I just laugh when all the pundits say SD is not a sports town. They point to all the fans from the other teams in the stands. Of course, there are a lot of fans from the other teams, this is San Diego, who doesn’t want to visit? Why not take a mini vacation to San Diego and see your team play. And you have all the transplants, still clinging to their old hometown teams. Trust me, San Diego has great fans, especially when you give them something to cheer about.

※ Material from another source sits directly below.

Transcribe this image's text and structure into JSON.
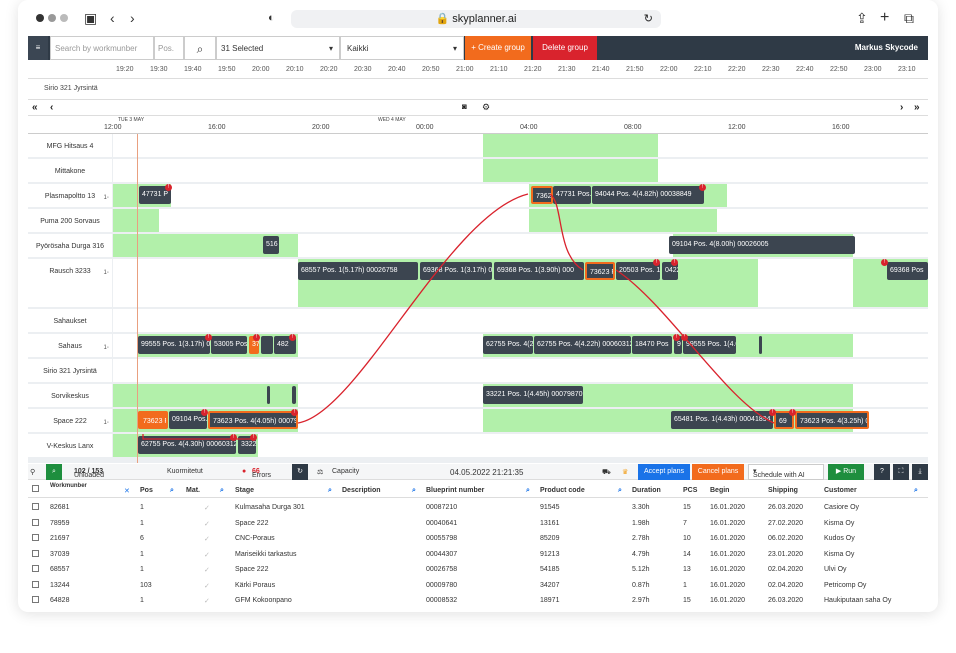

A funky thing about the multi-purpose stadiums is in the fall when baseball is still being played and football begins, the dirt infield stays, so they play football with a big dirt patch on the field. This was the case on September 10, 1978. The infamous date of the Holy Roller game against the hated Raiders. I was in the stands that day. It was brutal. I have a bad track record with Chargers games. I also witnessed a couple of depressing playoff losses. The Marlon McCree fumble in 2007 and Nate Kaeding’s choke job, missing three field goals in 2010.
One of the most memorable Chargers game I attended had nothing to do with the actual game. I couldn’t even tell you who we played or if we won. Of course we were drinking, and we were watching the cheerleaders with binoculars, instead of the game. I’m sure we were all saying stuff. But our friend’s wife, who’s a well known hot head, and whose head gets even hotter when she’s drinking, overheard her husband say something like “I would hold anyone of their hands” (that’s the PG version since this is a PG blog). Somehow she held it together until after the game, as they were at the bottom of the escalator, bam! She sucker punched him. A bullseye, an instantaneous bloody nose. Guess what? They aren’t married anymore.
The Marshall Faulk SDSU years were really fun. And the current Aztecs are exciting. Donnel Pumphrey is the real deal. A Heisman Trophy candidate. Unfortunately the SDSU Aztecs are stuck with Qualcomm Stadium as their home. 45,000 attendance in a stadium that holds 70,000 equals a bad atmosphere. Too bad, the Aztecs deserve better.
It seemed like the Beach Boys played the stadium a million times. I was at either the first or second Rolling Stones Farewell Tour. Now here we are in 2016, some twenty plus years later, and The Stones are playing yet another final farewell tour. Guns and Roses just played the Q last month. No, I was not there, not even a free ticket would have brought me out.
The mother of all concerts, especially for a 19 year old was on August 5, 1979. The line up was Shakin Street, UFO, Pat Travers, Blue Oyster Cult, and Cheap Trick. Before the show even began we felt like pieces of burnt toast after spending the night on the banks of the San Diego River like the homeless, so we could be one of the first to enter. My recollection of the day is spotty. I do remember there was an incident with some Birkenstock sandals. And the bass of Blue Oyster Cult is still rattling my cerebellum.
It’s going to be strange when they tear down the stadium.
Photos are more plentiful in this era because everyone has a smart phone. I don’t have too many pics of all the time spent at the stadium. This next set is from the ’98 World Series Game.